## Data to use
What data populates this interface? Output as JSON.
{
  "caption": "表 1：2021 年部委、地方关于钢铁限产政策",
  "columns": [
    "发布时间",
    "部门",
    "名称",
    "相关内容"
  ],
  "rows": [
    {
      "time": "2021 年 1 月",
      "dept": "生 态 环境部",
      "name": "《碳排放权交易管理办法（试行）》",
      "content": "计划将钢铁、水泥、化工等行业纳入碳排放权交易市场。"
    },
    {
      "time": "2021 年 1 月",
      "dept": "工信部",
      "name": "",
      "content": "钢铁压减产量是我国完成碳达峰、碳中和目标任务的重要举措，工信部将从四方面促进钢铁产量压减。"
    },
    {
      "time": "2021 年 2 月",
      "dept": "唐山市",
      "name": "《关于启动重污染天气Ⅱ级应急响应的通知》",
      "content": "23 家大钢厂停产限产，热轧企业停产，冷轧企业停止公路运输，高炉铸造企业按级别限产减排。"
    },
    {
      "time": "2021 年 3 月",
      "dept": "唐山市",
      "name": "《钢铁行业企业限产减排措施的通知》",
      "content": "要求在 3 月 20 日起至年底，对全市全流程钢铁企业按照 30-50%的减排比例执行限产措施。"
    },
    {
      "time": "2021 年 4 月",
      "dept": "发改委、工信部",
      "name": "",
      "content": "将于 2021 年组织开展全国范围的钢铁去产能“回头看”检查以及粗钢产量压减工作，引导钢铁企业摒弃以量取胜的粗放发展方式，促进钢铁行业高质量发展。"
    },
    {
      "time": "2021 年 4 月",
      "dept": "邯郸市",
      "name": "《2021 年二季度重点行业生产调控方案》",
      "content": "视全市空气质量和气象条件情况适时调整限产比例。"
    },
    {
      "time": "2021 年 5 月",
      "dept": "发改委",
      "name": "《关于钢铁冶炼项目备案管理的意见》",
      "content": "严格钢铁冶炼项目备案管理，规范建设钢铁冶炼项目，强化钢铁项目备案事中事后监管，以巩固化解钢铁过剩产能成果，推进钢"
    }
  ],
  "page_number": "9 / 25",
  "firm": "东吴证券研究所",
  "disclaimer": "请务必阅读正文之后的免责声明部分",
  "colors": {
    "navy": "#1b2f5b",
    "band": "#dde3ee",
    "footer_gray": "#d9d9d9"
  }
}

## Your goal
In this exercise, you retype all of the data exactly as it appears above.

## Written solution
What data populates this interface? Output as JSON.
{
  "caption": "表 1：2021 年部委、地方关于钢铁限产政策",
  "columns": [
    "发布时间",
    "部门",
    "名称",
    "相关内容"
  ],
  "rows": [
    {
      "time": "2021 年 1 月",
      "dept": "生 态 环境部",
      "name": "《碳排放权交易管理办法（试行）》",
      "content": "计划将钢铁、水泥、化工等行业纳入碳排放权交易市场。"
    },
    {
      "time": "2021 年 1 月",
      "dept": "工信部",
      "name": "",
      "content": "钢铁压减产量是我国完成碳达峰、碳中和目标任务的重要举措，工信部将从四方面促进钢铁产量压减。"
    },
    {
      "time": "2021 年 2 月",
      "dept": "唐山市",
      "name": "《关于启动重污染天气Ⅱ级应急响应的通知》",
      "content": "23 家大钢厂停产限产，热轧企业停产，冷轧企业停止公路运输，高炉铸造企业按级别限产减排。"
    },
    {
      "time": "2021 年 3 月",
      "dept": "唐山市",
      "name": "《钢铁行业企业限产减排措施的通知》",
      "content": "要求在 3 月 20 日起至年底，对全市全流程钢铁企业按照 30-50%的减排比例执行限产措施。"
    },
    {
      "time": "2021 年 4 月",
      "dept": "发改委、工信部",
      "name": "",
      "content": "将于 2021 年组织开展全国范围的钢铁去产能“回头看”检查以及粗钢产量压减工作，引导钢铁企业摒弃以量取胜的粗放发展方式，促进钢铁行业高质量发展。"
    },
    {
      "time": "2021 年 4 月",
      "dept": "邯郸市",
      "name": "《2021 年二季度重点行业生产调控方案》",
      "content": "视全市空气质量和气象条件情况适时调整限产比例。"
    },
    {
      "time": "2021 年 5 月",
      "dept": "发改委",
      "name": "《关于钢铁冶炼项目备案管理的意见》",
      "content": "严格钢铁冶炼项目备案管理，规范建设钢铁冶炼项目，强化钢铁项目备案事中事后监管，以巩固化解钢铁过剩产能成果，推进钢"
    }
  ],
  "page_number": "9 / 25",
  "firm": "东吴证券研究所",
  "disclaimer": "请务必阅读正文之后的免责声明部分",
  "colors": {
    "navy": "#1b2f5b",
    "band": "#dde3ee",
    "footer_gray": "#d9d9d9"
  }
}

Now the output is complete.